2. Space: The More the Merrier
Start with some useful engineering methods:
- Add a loft over your kitchen. Sleeping can be done horizontally, and with kitchens usually hugging the walls and corners, this will only reduce them by height which is easily manageable. BAM! The rest of your apartment just bloomed like a spring flower.
- Utilize the space under the stairs. Staircase science has evolved far beyond needing a solid foundation underneath each step. Turn that space into storage – large square shelves and soft pull-out bins make it easy for the guests to access the contents as well.
Beyond the sheer amount and size of things in the room, there are some additional decorative tricks that can expand the space available as well. Give them a try!
- Use color to differentiate each space. Try to match some objects within the different areas of your property by color, offering a vivid theme for each area. This doesn’t mean all of the objects in that space; just a few to make the message clear. You don’t want to your guests to be drowning in purple or orange.

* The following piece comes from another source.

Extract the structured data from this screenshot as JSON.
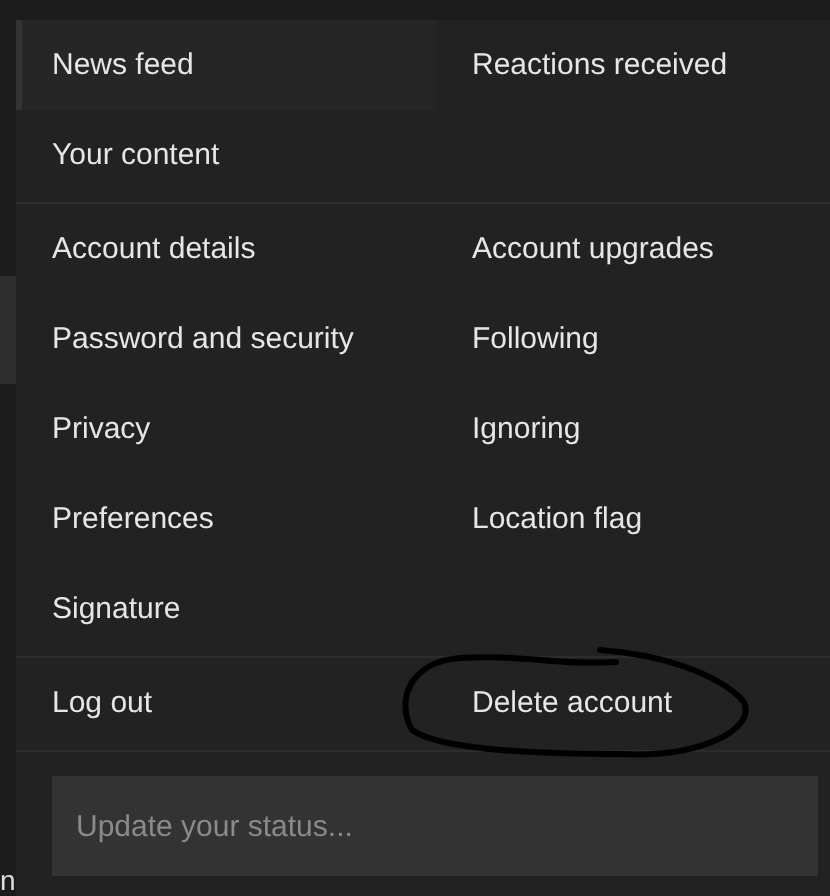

- Consider using curtains to divide rooms instead of walls. This can help for a few reasons – namely, that having one larger area softly divided offers a more spacious feeling than a few cramped areas. Besides this, larger spaces are easier to light, and brightly colored curtains can enhance this even further.
3. Walls: Make Them Great Again
They may seem mundane today, but walls have come in all shapes and sizes throughout history. There have been great walls, wailing walls, walls of trees and walls of fire. Inside the home, they mostly only serve to separate spaces and host decorations. Does that sound like something you can live without? If so, our curtain division idea is for you. But if not, there are still some ways that you can utilize walls to make small spaces seem less small.
- Replace ordinary walls with full-sized sliding doors to let your space breathe. A pole in the center of two sliding doors can help support the ceiling, while the doors can slide around this to turn two small spaces into one larger space. Adjust them to your heart’s desire!
- Take the translucent window idea to the next level by building internal walls out of glass. This maintains independent spaces without visually dividing a room.
- Invest in a movie projector, and keep a large space on your wall clear to project movies onto. This will replace the giant television guests often demand these days, while taking up so much less space.
4. Household items: Ordinary Use, Smart Placement
Finding a comfortable couch is easy. Finding a comfortable place for the couch at home might not be. Although everybody loves rearranging the furniture, they don’t always do a great job. Take a break from trying to find the perfect place for each item to make sure that the larger design is maximizing your small space. Be sure to:
- Arrange items above eye level on the wall when possible to draw the eyes up (art, open shelves, etc.)
- Select low-sitting furniture to create the illusion of vertical space by stretching the distance from furniture level to ceiling. Don’t worry, mops can get the dirt out from underneath anything these days.
- BE MINIMAL! Start with the household essentials and NOTHING extra. Then, estimate how much space you can fill without obstructing the visual balance. Make a list of everything you’d like to add in and rate each thing by its importance. In the end, try to choose only things which are useful and unique, setting your place apart from others, and most importantly, things that can fit.
When done correctly, these strategies can even transform a closet into a space that offers comfort and aesthetics. Most of the time you can’t change the size, location, or facilities of a property, which is why working with what you have to offer comfort in every other possible way is crucial. Once you’ve done that, don’t forget to take pictures of the finished product that displays your property at its very best. By making the most of your small spaces, your guests are guaranteed to get cozy – but hopefully not too cozy to check out. And if that happens, well, here are some tips on how to deal with bad guests.
Small spaces have big potential. Make sure you’re maximizing it.